Problem details –
What lines in the entries hold the string "burger"? List them.

Study material –
***

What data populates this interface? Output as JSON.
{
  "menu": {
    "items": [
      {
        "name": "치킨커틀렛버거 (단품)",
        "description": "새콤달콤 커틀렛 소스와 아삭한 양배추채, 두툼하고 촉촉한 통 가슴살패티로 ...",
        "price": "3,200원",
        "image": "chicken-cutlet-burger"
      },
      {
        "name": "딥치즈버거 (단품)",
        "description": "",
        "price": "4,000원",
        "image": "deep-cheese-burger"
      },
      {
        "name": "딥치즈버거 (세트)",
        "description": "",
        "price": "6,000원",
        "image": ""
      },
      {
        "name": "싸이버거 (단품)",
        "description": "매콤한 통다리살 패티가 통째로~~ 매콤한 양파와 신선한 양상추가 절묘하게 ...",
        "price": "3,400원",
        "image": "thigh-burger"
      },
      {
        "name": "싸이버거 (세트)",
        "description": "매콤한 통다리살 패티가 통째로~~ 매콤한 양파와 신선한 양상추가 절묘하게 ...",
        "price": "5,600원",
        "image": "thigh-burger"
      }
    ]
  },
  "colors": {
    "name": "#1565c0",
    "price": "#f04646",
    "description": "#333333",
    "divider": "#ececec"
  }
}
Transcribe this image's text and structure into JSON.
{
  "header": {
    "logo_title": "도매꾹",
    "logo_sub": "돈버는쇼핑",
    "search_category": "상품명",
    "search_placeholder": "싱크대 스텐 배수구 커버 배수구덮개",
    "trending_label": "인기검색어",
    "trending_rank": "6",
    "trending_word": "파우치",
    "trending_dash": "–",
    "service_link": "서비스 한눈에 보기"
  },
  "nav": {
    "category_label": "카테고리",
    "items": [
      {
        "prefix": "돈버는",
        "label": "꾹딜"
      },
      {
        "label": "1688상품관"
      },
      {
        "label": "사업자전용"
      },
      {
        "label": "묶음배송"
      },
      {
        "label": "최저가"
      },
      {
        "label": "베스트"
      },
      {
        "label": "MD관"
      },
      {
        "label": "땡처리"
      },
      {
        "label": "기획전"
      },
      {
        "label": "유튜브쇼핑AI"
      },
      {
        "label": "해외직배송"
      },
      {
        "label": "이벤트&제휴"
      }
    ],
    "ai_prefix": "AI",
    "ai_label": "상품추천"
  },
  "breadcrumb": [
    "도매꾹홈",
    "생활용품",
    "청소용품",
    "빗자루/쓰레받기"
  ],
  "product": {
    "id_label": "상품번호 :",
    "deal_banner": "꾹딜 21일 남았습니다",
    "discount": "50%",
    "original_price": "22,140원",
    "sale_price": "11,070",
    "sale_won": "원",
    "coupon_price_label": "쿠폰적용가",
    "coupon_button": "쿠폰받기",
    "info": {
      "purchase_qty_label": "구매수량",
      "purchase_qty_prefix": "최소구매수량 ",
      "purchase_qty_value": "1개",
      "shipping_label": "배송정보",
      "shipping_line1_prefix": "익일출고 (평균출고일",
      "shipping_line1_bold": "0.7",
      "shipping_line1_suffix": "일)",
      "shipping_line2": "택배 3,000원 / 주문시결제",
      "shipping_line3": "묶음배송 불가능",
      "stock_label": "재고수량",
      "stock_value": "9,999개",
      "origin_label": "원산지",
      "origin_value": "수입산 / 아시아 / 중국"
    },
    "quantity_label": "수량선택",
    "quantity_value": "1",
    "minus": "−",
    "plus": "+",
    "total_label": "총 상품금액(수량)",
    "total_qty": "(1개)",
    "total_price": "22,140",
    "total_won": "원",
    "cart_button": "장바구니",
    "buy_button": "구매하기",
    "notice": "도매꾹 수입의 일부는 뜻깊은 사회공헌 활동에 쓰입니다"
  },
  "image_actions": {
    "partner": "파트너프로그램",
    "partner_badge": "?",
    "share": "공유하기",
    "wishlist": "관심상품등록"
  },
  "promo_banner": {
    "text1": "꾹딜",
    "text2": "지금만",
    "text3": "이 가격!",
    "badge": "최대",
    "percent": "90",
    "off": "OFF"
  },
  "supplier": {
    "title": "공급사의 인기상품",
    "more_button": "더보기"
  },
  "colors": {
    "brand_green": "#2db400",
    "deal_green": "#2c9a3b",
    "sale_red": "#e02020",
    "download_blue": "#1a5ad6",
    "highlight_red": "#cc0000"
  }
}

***

Output below –
        "image": "chicken-cutlet-burger"
        "image": "deep-cheese-burger"
        "image": "thigh-burger"
        "image": "thigh-burger"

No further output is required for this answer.